Except his own son, that is. And by the way, what does he tell his intact son?
Let’s say your postman one day stopped by to tell you that he’d touched the genitals of all the neighborhood children, and all the children in his son’s school (though not his own child), as well as the children in the surrounding towns, over the past 25 years; and then he told you he wanted to know your point of view about that. You’d reach for the phone, and call the police.
Yet there I was, in this huge exhibit hall in Boston, standing under the bright lights of the infant formula, baby lotion, and drug companies, talking politely with a man who had cut the penises of 5000-6000 babies, but was “open-minded” and wanted to understand Intact America’s point of view.
by Georganne Chapin
Last month, I spent three days at the Intact America exhibit booth during the annual convention of the American Academy of Pediatrics. Together with my colleagues Marilyn Milos, Dan Bollinger and Amy Callan, we spoke to many, many doctors. By far, the greatest endorsement of our work came from foreign pediatricians who were nearly universally opposed to circumcising babies. I often tell doctors from the U.S. that their colleagues in Europe and Latin America do not cut babies, a fact too many find surprising.

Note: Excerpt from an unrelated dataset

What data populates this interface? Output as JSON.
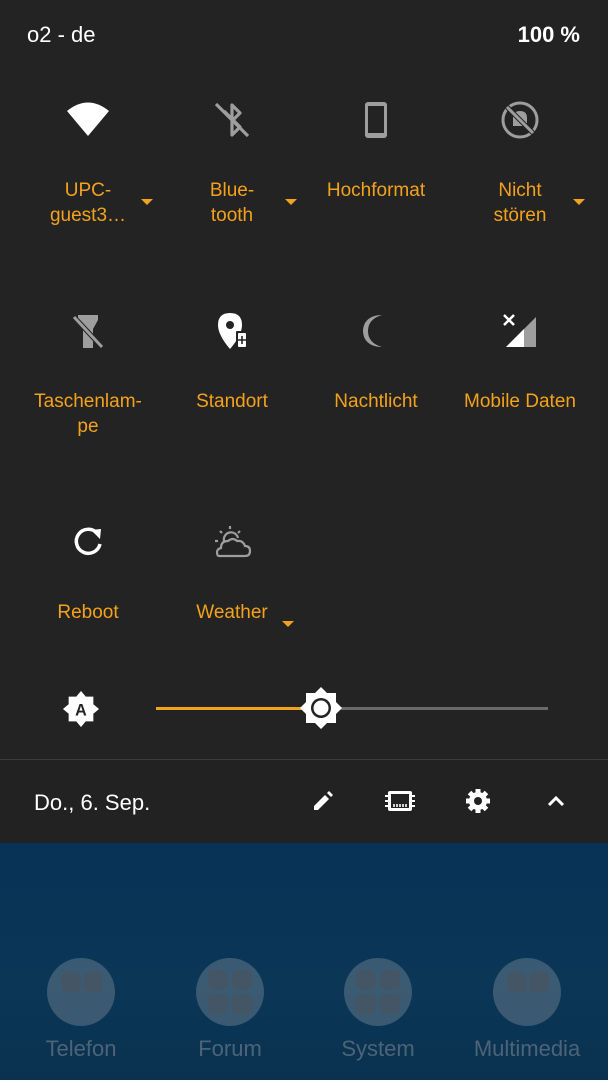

Each year I attend, at least one conversation stands out as particularly rewarding or particularly upsetting. This year, on day two, a man who appeared to be in his early 50’s approached our booth, which was decorated with an 8 ft. banner listing “10 Reasons Why You Should Stop Circumcising Baby Boys.”
Georganne Chapin at the 2011 American Academy of Pediatrics conference in Boston
“Hi,” he said. “I came here because I’m open-minded and I want to learn.”
He went on to tell me that, in the course of his career, he’d circumcised somewhere between 5,000 and 6,000 babies, but that his own 24-year-old son wasn’t circumcised.
I was stunned. When I asked him how much money he’d thought he’d made from all those circumcisions, looking hurt he said, “I have to tell you, I’m feeling attacked.”
He tried to explain that he performs circumcisions because he’s developed a reputation for being efficient and good at it, and that all the other doctors send him their patients.
Recovering my poise somewhat, I asked the doctor why he’d left his own son intact. His reply was vague, something about the AAP’s position on circumcision at the time his son was born, the implication being that the AAP’s position had been sufficiently unsupportive of the procedure for him to decide not to circumcise his own son.
I asked him what he told the parents of the babies he circumcises. “I don’t need to tell them anything,” he said. “They come to me with their minds made up.” Did he tell them his own son is intact? No, that would violate his son’s privacy, he told me.
I finally said, “Your son is intact, and you were concerned enough to come to speak with us. The AAP still doesn’t recommend circumcision, so why don’t you stop? Our campaign this year is Put Down The Knife! You could simply stop.”
“It’s very complicated,” he answered. “I don’t think I could just stop.”
He’s right. In the absence of an external ban, or an unequivocal change in position by the feet-shuffling AAP, it is “complicated” and requires great bravery for a committed circumciser to stop.
In my next post on this topic I will explore the immense, but not insurmountable challenges the entire medical profession must face at the prospect of Putting Down The Knife! and ending the practice of circumcision.
by Georganne Chapin